Will Flying Microchips as Small as Sand Grains Surveil Human Populations?

NPR recently reported that winged microchips as small as grains of sand can be carried by the wind to monitor such things as pollution levels or the spread of airborne diseases, but that’s not all.  The tiny fliers, whose development by engineers at Northwestern University was detailed in an article published by Nature, are being billed as the smallest-ever human-made flying structures.

The devices don't have a motor; engineers were instead inspired by the maple tree's free-falling propeller seeds — technically known as samara fruit. The engineers optimized the aerodynamics of the microfliers so that "as these structures fall through the air, the interaction between the air and those wings cause a rotational motion that creates a very stable, slow-falling velocity," said John A. Rogers, who led the development of the devices. "We think that we beat nature," Rogers said. "At least in the narrow sense that we have been able to build structures that fall with more stable trajectories and at slower terminal velocities than equivalent seeds that you would see from plants or trees." As the wind scatters the tiny microchips, they could be used to sense their surrounding environments, collect information, monitor contamination, track diseases, or, for that matter, surveil populations.  See details in this video from Northwestern University.

Thanks to CDR David Place (USN/Ret), davidplace47[at]gmail[dot]com, and Robin E. Alexander, President ATC, alexander technical[at]gmail[dot]com, for their assistance with this report, the background for which appeared in their  # 21 - 25 - 8 OCTOBER 2021 edition of the UNMANNED SYSTEMS NEWS (USN).

David distributes the USN, a free, comprehensive newsletter in PDF format every week or two, as well as serial news flashes, from which this NREF news update was sourced.

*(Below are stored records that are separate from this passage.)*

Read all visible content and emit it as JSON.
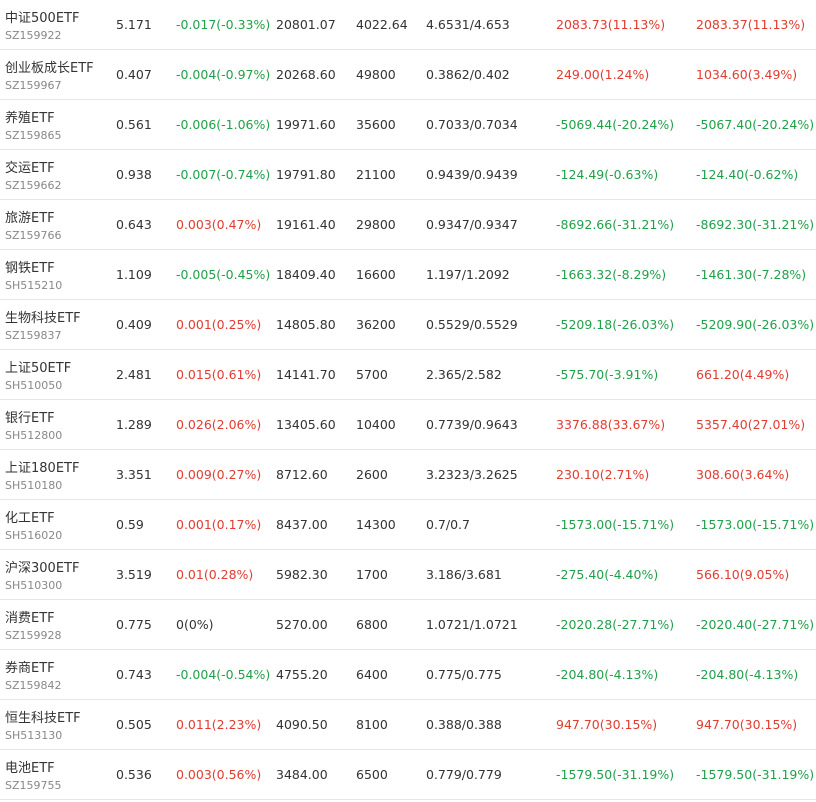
{
  "colors": {
    "up": "#e03c31",
    "down": "#21a04a",
    "flat": "#333333"
  },
  "rows": [
    {
      "name": "中证500ETF",
      "code": "SZ159922",
      "price": "5.171",
      "change": "-0.017(-0.33%)",
      "change_dir": "down",
      "amount": "20801.07",
      "volume": "4022.64",
      "range": "4.6531/4.653",
      "p1": "2083.73(11.13%)",
      "p1_dir": "up",
      "p2": "2083.37(11.13%)",
      "p2_dir": "up"
    },
    {
      "name": "创业板成长ETF",
      "code": "SZ159967",
      "price": "0.407",
      "change": "-0.004(-0.97%)",
      "change_dir": "down",
      "amount": "20268.60",
      "volume": "49800",
      "range": "0.3862/0.402",
      "p1": "249.00(1.24%)",
      "p1_dir": "up",
      "p2": "1034.60(3.49%)",
      "p2_dir": "up"
    },
    {
      "name": "养殖ETF",
      "code": "SZ159865",
      "price": "0.561",
      "change": "-0.006(-1.06%)",
      "change_dir": "down",
      "amount": "19971.60",
      "volume": "35600",
      "range": "0.7033/0.7034",
      "p1": "-5069.44(-20.24%)",
      "p1_dir": "down",
      "p2": "-5067.40(-20.24%)",
      "p2_dir": "down"
    },
    {
      "name": "交运ETF",
      "code": "SZ159662",
      "price": "0.938",
      "change": "-0.007(-0.74%)",
      "change_dir": "down",
      "amount": "19791.80",
      "volume": "21100",
      "range": "0.9439/0.9439",
      "p1": "-124.49(-0.63%)",
      "p1_dir": "down",
      "p2": "-124.40(-0.62%)",
      "p2_dir": "down"
    },
    {
      "name": "旅游ETF",
      "code": "SZ159766",
      "price": "0.643",
      "change": "0.003(0.47%)",
      "change_dir": "up",
      "amount": "19161.40",
      "volume": "29800",
      "range": "0.9347/0.9347",
      "p1": "-8692.66(-31.21%)",
      "p1_dir": "down",
      "p2": "-8692.30(-31.21%)",
      "p2_dir": "down"
    },
    {
      "name": "钢铁ETF",
      "code": "SH515210",
      "price": "1.109",
      "change": "-0.005(-0.45%)",
      "change_dir": "down",
      "amount": "18409.40",
      "volume": "16600",
      "range": "1.197/1.2092",
      "p1": "-1663.32(-8.29%)",
      "p1_dir": "down",
      "p2": "-1461.30(-7.28%)",
      "p2_dir": "down"
    },
    {
      "name": "生物科技ETF",
      "code": "SZ159837",
      "price": "0.409",
      "change": "0.001(0.25%)",
      "change_dir": "up",
      "amount": "14805.80",
      "volume": "36200",
      "range": "0.5529/0.5529",
      "p1": "-5209.18(-26.03%)",
      "p1_dir": "down",
      "p2": "-5209.90(-26.03%)",
      "p2_dir": "down"
    },
    {
      "name": "上证50ETF",
      "code": "SH510050",
      "price": "2.481",
      "change": "0.015(0.61%)",
      "change_dir": "up",
      "amount": "14141.70",
      "volume": "5700",
      "range": "2.365/2.582",
      "p1": "-575.70(-3.91%)",
      "p1_dir": "down",
      "p2": "661.20(4.49%)",
      "p2_dir": "up"
    },
    {
      "name": "银行ETF",
      "code": "SH512800",
      "price": "1.289",
      "change": "0.026(2.06%)",
      "change_dir": "up",
      "amount": "13405.60",
      "volume": "10400",
      "range": "0.7739/0.9643",
      "p1": "3376.88(33.67%)",
      "p1_dir": "up",
      "p2": "5357.40(27.01%)",
      "p2_dir": "up"
    },
    {
      "name": "上证180ETF",
      "code": "SH510180",
      "price": "3.351",
      "change": "0.009(0.27%)",
      "change_dir": "up",
      "amount": "8712.60",
      "volume": "2600",
      "range": "3.2323/3.2625",
      "p1": "230.10(2.71%)",
      "p1_dir": "up",
      "p2": "308.60(3.64%)",
      "p2_dir": "up"
    },
    {
      "name": "化工ETF",
      "code": "SH516020",
      "price": "0.59",
      "change": "0.001(0.17%)",
      "change_dir": "up",
      "amount": "8437.00",
      "volume": "14300",
      "range": "0.7/0.7",
      "p1": "-1573.00(-15.71%)",
      "p1_dir": "down",
      "p2": "-1573.00(-15.71%)",
      "p2_dir": "down"
    },
    {
      "name": "沪深300ETF",
      "code": "SH510300",
      "price": "3.519",
      "change": "0.01(0.28%)",
      "change_dir": "up",
      "amount": "5982.30",
      "volume": "1700",
      "range": "3.186/3.681",
      "p1": "-275.40(-4.40%)",
      "p1_dir": "down",
      "p2": "566.10(9.05%)",
      "p2_dir": "up"
    },
    {
      "name": "消费ETF",
      "code": "SZ159928",
      "price": "0.775",
      "change": "0(0%)",
      "change_dir": "flat",
      "amount": "5270.00",
      "volume": "6800",
      "range": "1.0721/1.0721",
      "p1": "-2020.28(-27.71%)",
      "p1_dir": "down",
      "p2": "-2020.40(-27.71%)",
      "p2_dir": "down"
    },
    {
      "name": "券商ETF",
      "code": "SZ159842",
      "price": "0.743",
      "change": "-0.004(-0.54%)",
      "change_dir": "down",
      "amount": "4755.20",
      "volume": "6400",
      "range": "0.775/0.775",
      "p1": "-204.80(-4.13%)",
      "p1_dir": "down",
      "p2": "-204.80(-4.13%)",
      "p2_dir": "down"
    },
    {
      "name": "恒生科技ETF",
      "code": "SH513130",
      "price": "0.505",
      "change": "0.011(2.23%)",
      "change_dir": "up",
      "amount": "4090.50",
      "volume": "8100",
      "range": "0.388/0.388",
      "p1": "947.70(30.15%)",
      "p1_dir": "up",
      "p2": "947.70(30.15%)",
      "p2_dir": "up"
    },
    {
      "name": "电池ETF",
      "code": "SZ159755",
      "price": "0.536",
      "change": "0.003(0.56%)",
      "change_dir": "up",
      "amount": "3484.00",
      "volume": "6500",
      "range": "0.779/0.779",
      "p1": "-1579.50(-31.19%)",
      "p1_dir": "down",
      "p2": "-1579.50(-31.19%)",
      "p2_dir": "down"
    }
  ]
}
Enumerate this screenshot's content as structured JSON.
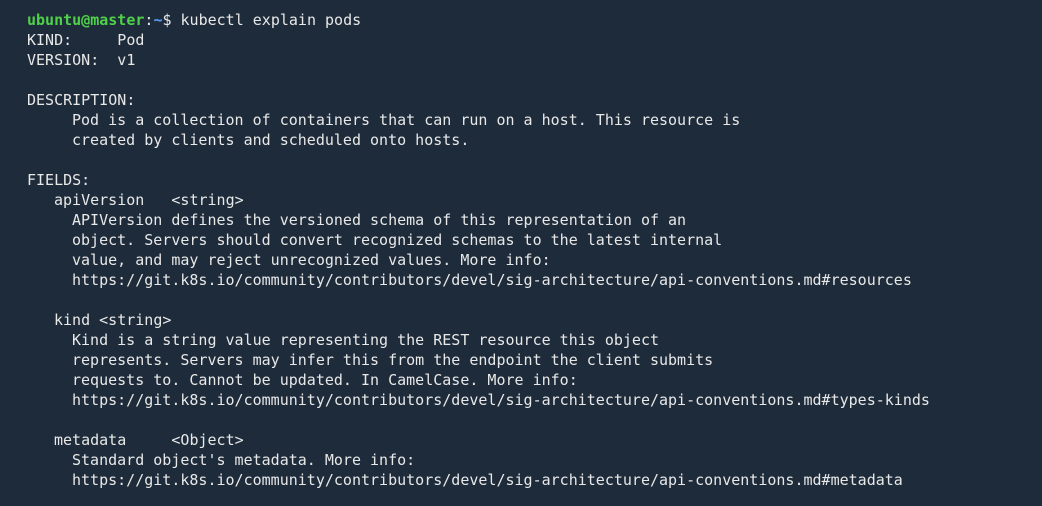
{
  "prompt": {
    "user_host": "ubuntu@master",
    "separator": ":",
    "path": "~",
    "symbol": "$ ",
    "command": "kubectl explain pods"
  },
  "header": {
    "kind_line": "KIND:     Pod",
    "version_line": "VERSION:  v1"
  },
  "description": {
    "heading": "DESCRIPTION:",
    "lines": [
      "Pod is a collection of containers that can run on a host. This resource is",
      "created by clients and scheduled onto hosts."
    ]
  },
  "fields": {
    "heading": "FIELDS:",
    "items": [
      {
        "signature": "apiVersion   <string>",
        "lines": [
          "APIVersion defines the versioned schema of this representation of an",
          "object. Servers should convert recognized schemas to the latest internal",
          "value, and may reject unrecognized values. More info:",
          "https://git.k8s.io/community/contributors/devel/sig-architecture/api-conventions.md#resources"
        ]
      },
      {
        "signature": "kind <string>",
        "lines": [
          "Kind is a string value representing the REST resource this object",
          "represents. Servers may infer this from the endpoint the client submits",
          "requests to. Cannot be updated. In CamelCase. More info:",
          "https://git.k8s.io/community/contributors/devel/sig-architecture/api-conventions.md#types-kinds"
        ]
      },
      {
        "signature": "metadata     <Object>",
        "lines": [
          "Standard object's metadata. More info:",
          "https://git.k8s.io/community/contributors/devel/sig-architecture/api-conventions.md#metadata"
        ]
      }
    ]
  },
  "colors": {
    "background": "#1e2b3a",
    "text": "#e8e8e8",
    "user_host": "#4fd14a",
    "path": "#5a9ff5"
  }
}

To be included in his distribution, simply send David a subscribe request to davidplace47[at]gmail[dot]com.